Ok, now that we took that little detour, back on track.  After I got back  to the ICU from the spinal tap, they started another round of IVIG.  It's a good thing you can't really have too much IVIG because this was about to be my 3rd course of IVIG in less than a month, each one bigger than the  next as far as total dose.  Dose 1, my regular home dose is 90gm given over 2 days, dose 2 was 111gm, given over 3 days, then the dose in the ICU was 165gm over 3 days.  The very strange thing is that I tolerated the 2 hospital infusions better than I tolerate my home infusion every month.  My home nurse and I have been looking at a bunch of different variables between what they do in the hospital and what we do at home to figure out what the difference is and how we can replicate that at home. Within 30 minutes of the 1st IVIG completion, I started to be able to move my fingers a little bit.  I slowly regained use of my hands, arms and torso as the night progressed.  Nothing from my legs or hips though.  I'll take what I can get though.  I got another bag of IVIG each day for a total of 3 days and each day I got more movement back plus the areas that had already started to move got stronger.  It felt amazing to move again and I thanked God so much for the miracle that he gave me for it felt like a miracle to me.  I know the blessing told me that I would regain use of my body again, but when you are laying  in a bed and someone is having to feed you, roll you over, dress you, undress you, brush your hair, brush your teeth, rub the sleep from your eye, scratch  your nose, EVERYTHING, then when you start to move you hand even just a little bit, it is a miracle.

 My 1st dose of IVIG was 5 days ago as of the time of this writing, I am still seeing improvements every day. They are small improvements; slight increased movement to legs, or maybe a little more strength to my torso or a little more coordination to my fingers (the coordination in my hands sucks.  It's really hard to write)  I try not to compare my abilities now with what I could do when I was 1st admitted to rehab on 3/29, or remind myself that yesterday was my original discharge date.  Those kinds of things really discourage me and they are defeatist thinking.
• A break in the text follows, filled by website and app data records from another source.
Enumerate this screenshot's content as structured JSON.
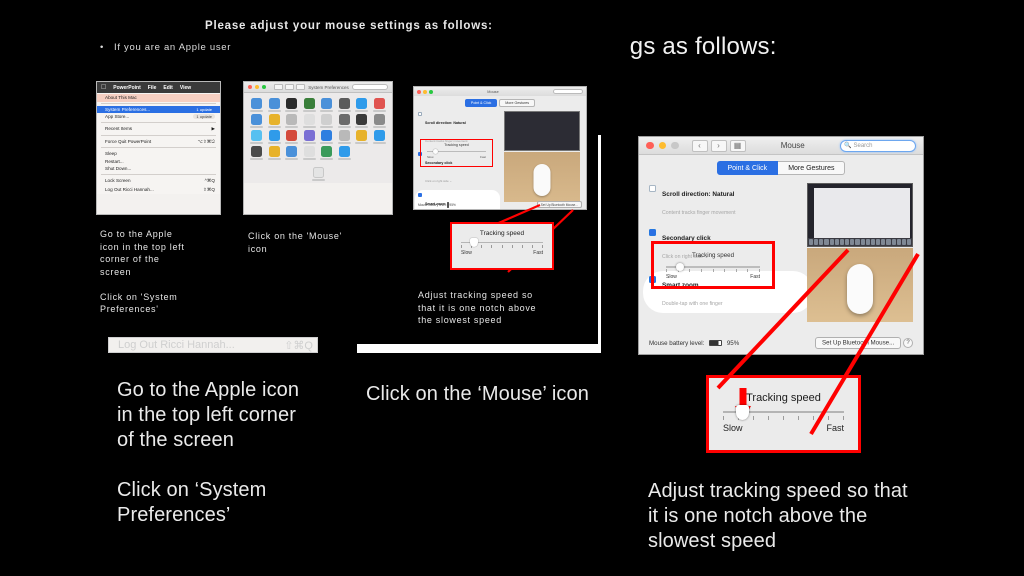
{
  "slide": {
    "title_small": "Please adjust your mouse settings as follows:",
    "bullet_small": "If you are an Apple user",
    "title_large_full": "Please adjust your mouse settings as follows:",
    "title_large_visible": "gs as follows:",
    "background_color": "#000000",
    "accent_color": "#ff0000",
    "text_color": "#eaeaea"
  },
  "steps": [
    {
      "id": "step-apple-menu",
      "caption_small": "Go to the Apple\nicon in the top left\ncorner of the\nscreen\n\nClick on 'System\nPreferences'",
      "caption_large": "Go to the Apple icon\nin the top left corner\nof the screen\n\nClick on ‘System\nPreferences’"
    },
    {
      "id": "step-mouse-icon",
      "caption_small": "Click on the 'Mouse'\nicon",
      "caption_large": "Click on the ‘Mouse’ icon"
    },
    {
      "id": "step-tracking-speed",
      "caption_small": "Adjust tracking speed so\nthat it is one notch above\nthe slowest speed",
      "caption_large": "Adjust tracking speed so that\nit is one notch above the\nslowest speed"
    }
  ],
  "apple_menu": {
    "menubar": {
      "apple_glyph": "",
      "app": "PowerPoint",
      "items": [
        "File",
        "Edit",
        "View"
      ]
    },
    "items": [
      {
        "label": "About This Mac",
        "badge": "",
        "shortcut": "",
        "style": "peach"
      },
      {
        "label": "System Preferences...",
        "badge": "1 update",
        "shortcut": "",
        "style": "selected"
      },
      {
        "label": "App Store...",
        "badge": "1 update",
        "shortcut": "",
        "style": "normal"
      },
      {
        "label": "Recent Items",
        "badge": "",
        "shortcut": "▶",
        "style": "normal"
      },
      {
        "label": "Force Quit PowerPoint",
        "badge": "",
        "shortcut": "⌥⇧⌘⎋",
        "style": "normal"
      },
      {
        "label": "Sleep",
        "badge": "",
        "shortcut": "",
        "style": "normal"
      },
      {
        "label": "Restart...",
        "badge": "",
        "shortcut": "",
        "style": "normal"
      },
      {
        "label": "Shut Down...",
        "badge": "",
        "shortcut": "",
        "style": "normal"
      },
      {
        "label": "Lock Screen",
        "badge": "",
        "shortcut": "^⌘Q",
        "style": "normal"
      },
      {
        "label": "Log Out Ricci Hannah...",
        "badge": "",
        "shortcut": "⇧⌘Q",
        "style": "normal"
      }
    ]
  },
  "system_preferences": {
    "window_title": "System Preferences",
    "search_placeholder": "Search",
    "icon_colors": [
      "#4a90d9",
      "#4a90d9",
      "#2b2b2b",
      "#3a7f3a",
      "#4a90d9",
      "#5b5b5b",
      "#2f9bea",
      "#e0534f",
      "#4a90d9",
      "#e7b22a",
      "#b9b9b9",
      "#dedede",
      "#cfcfcf",
      "#6b6b6b",
      "#3a3a3a",
      "#8a8a8a",
      "#57c0f0",
      "#2f9bea",
      "#d44a3c",
      "#7a6fd4",
      "#2f7fe0",
      "#b9b9b9",
      "#e7b22a",
      "#2f9bea",
      "#4a4a4a",
      "#e7b22a",
      "#4a90d9",
      "#dedede",
      "#3a9a5a",
      "#2f9bea"
    ]
  },
  "mouse_pane": {
    "window_title": "Mouse",
    "search_placeholder": "Search",
    "search_icon": "search-icon",
    "tabs": [
      {
        "label": "Point & Click",
        "selected": true
      },
      {
        "label": "More Gestures",
        "selected": false
      }
    ],
    "options": [
      {
        "title": "Scroll direction: Natural",
        "subtitle": "Content tracks finger movement",
        "checked": false,
        "highlighted": false
      },
      {
        "title": "Secondary click",
        "subtitle": "Click on right side ⌄",
        "checked": true,
        "highlighted": false
      },
      {
        "title": "Smart zoom",
        "subtitle": "Double-tap with one finger",
        "checked": true,
        "highlighted": true
      }
    ],
    "tracking": {
      "label": "Tracking speed",
      "min_label": "Slow",
      "max_label": "Fast",
      "notches": 9,
      "value_percent": 11
    },
    "battery_label": "Mouse battery level:",
    "battery_value": "95%",
    "setup_button": "Set Up Bluetooth Mouse...",
    "help_button": "?"
  }
}
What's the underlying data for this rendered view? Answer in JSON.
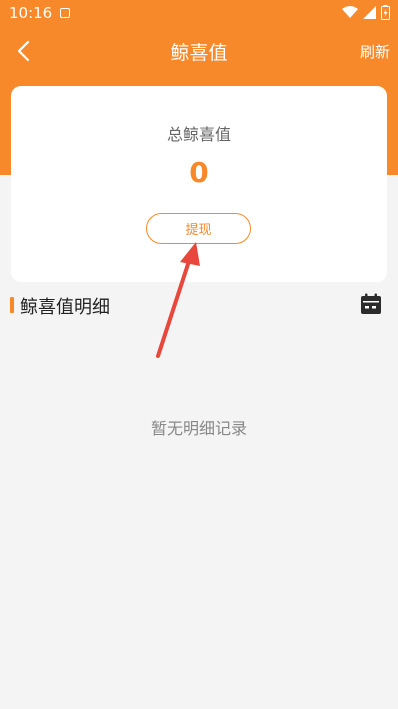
{
  "status_bar": {
    "time": "10:16"
  },
  "nav": {
    "title": "鲸喜值",
    "refresh_label": "刷新"
  },
  "summary": {
    "label": "总鲸喜值",
    "value": "0",
    "withdraw_label": "提现"
  },
  "details": {
    "title": "鲸喜值明细",
    "empty_text": "暂无明细记录"
  },
  "colors": {
    "accent": "#f8892a",
    "background": "#f4f4f4",
    "annotation": "#e8473c"
  },
  "icons": {
    "back": "chevron-left-icon",
    "calendar": "calendar-icon",
    "wifi": "wifi-icon",
    "signal": "signal-icon",
    "battery": "battery-icon"
  }
}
I had my PT and OT evaluations today.  I definitely can't do the things I could when I came to rehab the 1st time, but the therapist are optimistic that everything will come back  quickly.  Their evaluation on top of the blessings I have received make me confident that I will walk again.  I just have to work hard, pray a lot, rely on my Heavenly Father and the Atonement of Jesus Christ and anything is possible.

 I'll have some therapy this weekend, so I'll probably post an update at the end of the weekend to summarize everything.  I hope everyone has a great weekend